"It cost you your tail to enter? The sign told me 'one dead bird' when I stepped into the parking lot." Midnight said. "I happened to have one. I figured I shouldn't trade my dinner, but so few people do business in that currency I figured I'd patronize them."

"What did you have to pay, Quin?" Brimstone asked.

"Five dollars."

"One of those, whatever we have on us places, then?" Brimstone remarked.

"Seems like it."

They walked on in silence some more. Midnight again was the first to break it. "Do you think, do you think this is actually going somewhere? That it's taking us to the end?"

"It is probably leading us to an end," Quin darkly remarked.

Midnight stopped walking. Quin stopped a bit in front of her and looked back. The cat was looking back the way they had come. They were still in topsy-turvy land, but in the distance they could still see the maze wrap around right-side-up.

"I think we already determined that going backward is a bad idea." Quin usually wasn't one to care what other people did. But Midnight and Brimstone, well, they weren't exactly friends as she'd only known them for... since she ran into them here. But it brought to mind how few friends she'd actually had in her life.
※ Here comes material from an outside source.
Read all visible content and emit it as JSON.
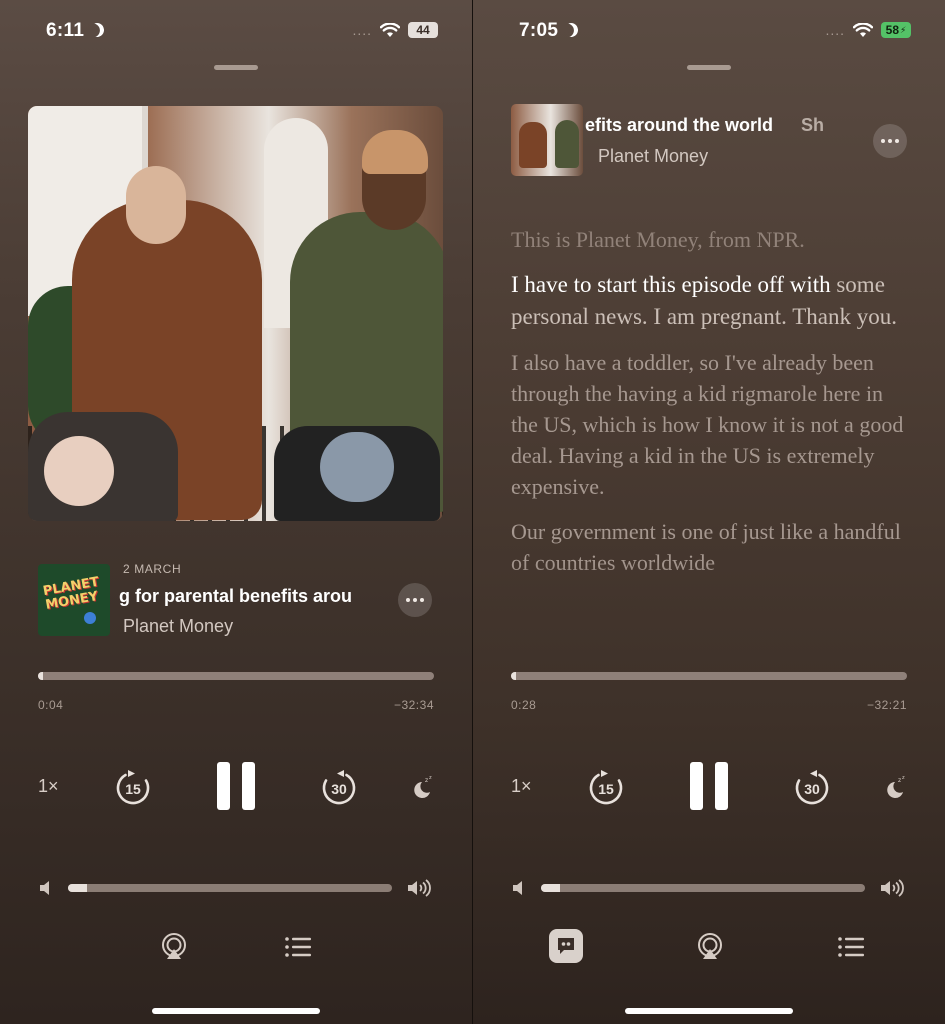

"But we don't know if staying to the path will actually get us anywhere."

Quin knew that. "What do you think, Brimstone?"
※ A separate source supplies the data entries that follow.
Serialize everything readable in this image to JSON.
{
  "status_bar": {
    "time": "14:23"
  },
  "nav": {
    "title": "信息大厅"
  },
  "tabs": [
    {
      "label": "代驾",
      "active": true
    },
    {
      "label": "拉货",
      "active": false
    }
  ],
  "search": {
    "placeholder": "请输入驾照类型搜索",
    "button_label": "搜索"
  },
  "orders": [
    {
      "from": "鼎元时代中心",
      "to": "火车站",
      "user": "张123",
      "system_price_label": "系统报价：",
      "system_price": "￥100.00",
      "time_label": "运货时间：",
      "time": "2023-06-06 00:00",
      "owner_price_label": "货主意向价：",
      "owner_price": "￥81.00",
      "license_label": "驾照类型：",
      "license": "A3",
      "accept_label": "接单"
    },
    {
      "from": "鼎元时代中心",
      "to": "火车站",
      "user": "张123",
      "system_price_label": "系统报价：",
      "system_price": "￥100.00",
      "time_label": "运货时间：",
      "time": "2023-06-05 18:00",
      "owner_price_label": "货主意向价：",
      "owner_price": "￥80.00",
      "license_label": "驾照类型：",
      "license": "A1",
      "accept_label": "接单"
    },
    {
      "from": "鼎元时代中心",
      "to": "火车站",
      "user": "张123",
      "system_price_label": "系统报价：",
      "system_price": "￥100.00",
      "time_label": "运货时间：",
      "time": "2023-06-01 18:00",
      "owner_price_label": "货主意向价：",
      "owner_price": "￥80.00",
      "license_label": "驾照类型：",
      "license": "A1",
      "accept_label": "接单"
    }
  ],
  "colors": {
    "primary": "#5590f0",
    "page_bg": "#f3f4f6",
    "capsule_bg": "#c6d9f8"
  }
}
"I, I kind of am thinking the same as Midnight. I know, for once. But, we don't... I don't know. We don't know for sure that is the rule either. It could be a trick."

It could be. But was it. Quin knew it wasn't. "It's up to you two." She knew what it was like to be compelled to do something, even knowing full well it was wrong. She didn't want to leave them. She didn't want them to leave her. But she had told them about the not going back thing. She had opened the possibility to them. And she could not stop them.

She looked down at the cat, but the cat was not there. Quin looked along the path in both directions, they were nowhere. A single step would have been all it would have taken, and apparently Midnight had taken it. One step back. The rule broken. Quin turned and walked forward through the labyrinth.

She walked, alone with her thoughts. The path righted itself at some point. The sun set, the moon rose. Quin hadn't noticed. When she finally did, she looked up into the full, silver orb. She looked down at herself, still her human form. Her usual rules didn't apply here, apparently. Not surprising, but still she was surprised. What phase was the moon in the day she had come in here? She looked back, and forward along the path. Her friends weren't there. The people who entered before her were not there. There was only the corn.

What was the price for breaking the rules? Snuffed out of existence? Taken to some other place even more lost than this? Magically evicted from the maze without refund?

Quin looked at the corn. Her friends had broken one rule, the witch another. The people before her broke an even more basic rule; 'don't try to one up a creepy old shopkeep.' There was only one rule left to be broken. She could continue down the path. She should. See where it leads. The next bend could be the end. But she knew that's what she wasn't going to do. She put her hands between the stalks and pushed them aside. She stepped through the wall of the corn.

The Maryville Amazing Maize Maze


31 October 2015 at 15:07:25 MDT

Halloween story involving a corn maze (actually a labyrinth, not a maze.)

Submission Information

Literary / Story